To help, the Disclosure and Barring Service (formerly the Criminal Records Bureau) has been set up to help employers take reasonable steps to employ suitable people in their businesses. As a dance school, having access to the checks is useful, but you will need to register to use the DBS service. Once registered, the DBS can offer advice to employers, such as providing workable clauses for contracts of employment or handbooks and policies for your business, should you have them.
Organisations such as dance schools offering lessons to children should go one step further and take out an Enhanced Check on prospective employees who will work directly with children, which consults the Vetting and Barring List. It takes around three to four weeks for the full check to be run and returned, so be sure to factor that time in before leaving someone unsupervised with children.
Registration with the DDC is free, but fees for checks vary depending on whether the check is being run on an employee or a volunteer, so ask before you apply. Most certificates are only valid for a single employer unless a transferable check has been purchased. If someone has a valid certificate for one position, as a volunteer at a dance school or an occasional member of staff, they might need to get another check or pay for a transferable one to give you the peace of mind that you have covered everything from a Due Diligence perspective.
It is worth looking into the checks you need for people you work with to keep your customers – the children – safe. Being able to demonstrate Due Diligence will be attractive to prospective parents to know that you take safety seriously.

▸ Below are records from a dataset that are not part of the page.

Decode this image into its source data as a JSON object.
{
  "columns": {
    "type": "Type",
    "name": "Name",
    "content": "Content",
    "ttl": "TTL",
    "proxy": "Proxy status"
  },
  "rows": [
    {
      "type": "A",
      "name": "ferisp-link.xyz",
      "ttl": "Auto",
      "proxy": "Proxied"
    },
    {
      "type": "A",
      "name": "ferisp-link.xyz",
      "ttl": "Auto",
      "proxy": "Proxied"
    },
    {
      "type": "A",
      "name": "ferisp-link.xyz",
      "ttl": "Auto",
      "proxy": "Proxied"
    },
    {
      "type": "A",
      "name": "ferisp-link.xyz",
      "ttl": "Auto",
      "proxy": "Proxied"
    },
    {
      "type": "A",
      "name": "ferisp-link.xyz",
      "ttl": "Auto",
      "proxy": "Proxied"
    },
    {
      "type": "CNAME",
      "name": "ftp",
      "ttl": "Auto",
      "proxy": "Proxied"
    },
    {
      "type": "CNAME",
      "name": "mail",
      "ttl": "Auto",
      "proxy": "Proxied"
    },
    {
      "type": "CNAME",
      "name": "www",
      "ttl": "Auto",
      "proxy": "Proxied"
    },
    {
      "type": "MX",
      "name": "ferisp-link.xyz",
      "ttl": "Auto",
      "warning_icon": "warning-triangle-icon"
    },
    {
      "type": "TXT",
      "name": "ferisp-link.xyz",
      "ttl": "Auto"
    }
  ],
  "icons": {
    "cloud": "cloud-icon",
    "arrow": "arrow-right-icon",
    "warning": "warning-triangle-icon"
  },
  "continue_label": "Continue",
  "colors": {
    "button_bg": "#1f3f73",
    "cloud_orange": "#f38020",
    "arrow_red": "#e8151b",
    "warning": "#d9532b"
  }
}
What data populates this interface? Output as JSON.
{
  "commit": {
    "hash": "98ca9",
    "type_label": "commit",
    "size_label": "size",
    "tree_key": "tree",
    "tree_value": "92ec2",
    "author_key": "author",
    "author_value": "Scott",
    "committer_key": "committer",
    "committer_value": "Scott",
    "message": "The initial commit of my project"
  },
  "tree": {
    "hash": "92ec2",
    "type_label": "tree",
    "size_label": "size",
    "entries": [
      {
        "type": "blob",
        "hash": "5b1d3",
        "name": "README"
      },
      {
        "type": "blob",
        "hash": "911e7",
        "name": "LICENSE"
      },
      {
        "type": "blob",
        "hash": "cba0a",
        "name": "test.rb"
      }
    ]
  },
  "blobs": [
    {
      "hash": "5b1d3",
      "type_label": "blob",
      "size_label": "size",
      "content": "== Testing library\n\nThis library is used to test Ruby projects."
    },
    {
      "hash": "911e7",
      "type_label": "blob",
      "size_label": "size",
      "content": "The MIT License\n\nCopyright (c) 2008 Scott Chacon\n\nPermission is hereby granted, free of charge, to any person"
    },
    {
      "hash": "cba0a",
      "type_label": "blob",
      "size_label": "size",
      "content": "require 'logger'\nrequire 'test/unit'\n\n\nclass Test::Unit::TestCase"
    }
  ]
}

No amount of checks can ever prevent all incidents, but taking precautions will help and will give your business credibility.